The calorific value of fat is the same whatever form it comes in, but the kind of fat makes a huge difference to what it does in your body.

Saturated fat (most animal fats) are more unhealthy as they fuzz up the arteries, causing heart disease. Mono-unsaturates and polyunsaturates are the healthier ones. 'Saturated fat' means fat where the molecule cannot fit any more hydrogen atoms on. 'Mono-unsaturate' means the fat molecule has room for one more hydrogen atom, 'polyunsaturate' means it has room for more than one. Hydrogenated fat isn't technically a saturated fat, so it looks OK on the label. But it is actually vegetable oil blasted with hydrogen so that it behaves like saturated fat. The hydrogen makes the fat harder, which is why it sticks to your arteries. It's also why it's solid at room temperature (mono and polyunsaturated fats are usually oils). This solidity is desirable for food manufacturers as it adds substance and body to the product, whereas the healthier oils make things too squidgy and oily to the touch. Many foods sold as 'low fat' are loaded with hydrogenated stuff, plus extra sugar (which you then make into fat).

Hydrogenation is a chemical process whereby ordinary vegetable oils are chemically altered to make them so hard that they won't melt in your hand. Basically a complete adulteration of the original (healthy) oil occurs. In the effort to make foods last longer in the supermarket, all traces of essential fatty acids are obliterated from processed foods, and hydrogenated fats take their place. A brief look at how hydrogenated oil is made will show that it cannot be conducive to health:

1. Vegetable oil is mixed thoroughly with fine particles of nickel or copper.

2. It is then heated to a very high temperature (about 200 degrees celsius) and held at that heat for 6 hours.

3. Meanwhile, hydrogen gas is pumped through the mixture at high pressure, and then the excited hydrogen atoms penetrate the vegetable oil molecules and chemically change them into 'transfats' ('trans fatty acids'). These are new, complex substances that are not found in nature, except at low levels in some animal fats.

4. The mixture is then cooled down to form tiny hard plastic-like beads. These hard beads are known as 'hydrogenated oil'.

The beads of hydrogenated oil are mixed with liquid vegetable oil and heated up again to a high temperature. when this mixture cools you have margarine.
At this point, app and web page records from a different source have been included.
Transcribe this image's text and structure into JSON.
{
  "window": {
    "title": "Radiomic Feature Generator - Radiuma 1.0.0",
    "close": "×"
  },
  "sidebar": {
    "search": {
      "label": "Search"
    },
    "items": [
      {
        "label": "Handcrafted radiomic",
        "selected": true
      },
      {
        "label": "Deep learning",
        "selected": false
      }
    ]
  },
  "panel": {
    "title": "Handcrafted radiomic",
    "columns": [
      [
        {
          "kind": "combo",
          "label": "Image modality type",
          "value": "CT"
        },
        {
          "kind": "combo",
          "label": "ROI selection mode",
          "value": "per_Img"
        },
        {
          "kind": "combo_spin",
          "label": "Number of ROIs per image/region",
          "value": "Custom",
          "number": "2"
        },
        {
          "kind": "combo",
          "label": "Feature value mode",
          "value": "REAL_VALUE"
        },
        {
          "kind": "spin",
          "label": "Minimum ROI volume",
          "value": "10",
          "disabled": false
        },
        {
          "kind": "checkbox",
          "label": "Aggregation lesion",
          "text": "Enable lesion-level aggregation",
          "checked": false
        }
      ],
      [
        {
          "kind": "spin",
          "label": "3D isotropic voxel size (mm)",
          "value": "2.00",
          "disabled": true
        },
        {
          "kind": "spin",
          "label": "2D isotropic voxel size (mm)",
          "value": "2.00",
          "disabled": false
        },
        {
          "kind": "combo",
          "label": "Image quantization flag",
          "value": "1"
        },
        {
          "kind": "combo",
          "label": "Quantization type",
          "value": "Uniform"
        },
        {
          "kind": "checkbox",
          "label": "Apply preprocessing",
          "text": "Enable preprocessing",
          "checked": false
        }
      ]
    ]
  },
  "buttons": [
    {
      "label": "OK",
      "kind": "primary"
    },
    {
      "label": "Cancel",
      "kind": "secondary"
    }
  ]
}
Margarine made like this can contain 'trans-fats' at levels up to 40%.

Many people thought that the great health debate between butter and margarine had been resolved long ago: butter had too much saturated fat and encouraged heart disease and obesity. Margarine received a clean bill of health, because it was high in polyunsaturated fats and low in the heavier saturated fats. Nobody took much account of the fact that margarine is high in hydrogenated fat, the chemically transformed fat rich in unusual trans-fats.

A Department of Health report shows that the beginnings of heart disease can be found in those as young as seven. Research in the USA has shown that nowadays even 3-year old children have developed fatty deposits of plaque in their arteries at levels normally only found in much older people.

Just because some food product is 'vegetarian' or 'vegan' does not necessarily mean it is healthy. A lack of essential fatty acids to handle fat, and the eating of transfats, is more often the cause of obesity and heart disease than the eating of cholesterol-rich foods. After all, the body needs some cholesterol to produce a range of crucial hormones. And it's not just cholesterol that's needed. You need fats too. Like proteins, fats (lipids) are the building blocks of the body's essential structures. The membrane of every cell is a thin envelope of fat that encases and protects it.

Fatty acids strongly influence the 'fluidity' of the cell, the ability of the cell wall to allow red blood cells through with life-sustaining nutrients. The brain is 60% lipids.

Trans-fatty acids sit like cement in the body, clogging up arteries and impeding hormone production, and replacing good, necessary fats (Omega 3s and 6's) with something harmful. You can't do anything with transfatty acid except burn it off as calories; basically, its function is to poison your system and generate abnormal biochemistry.

The article was taken from http://www.headheritage.co.uk. Many thanks to the author.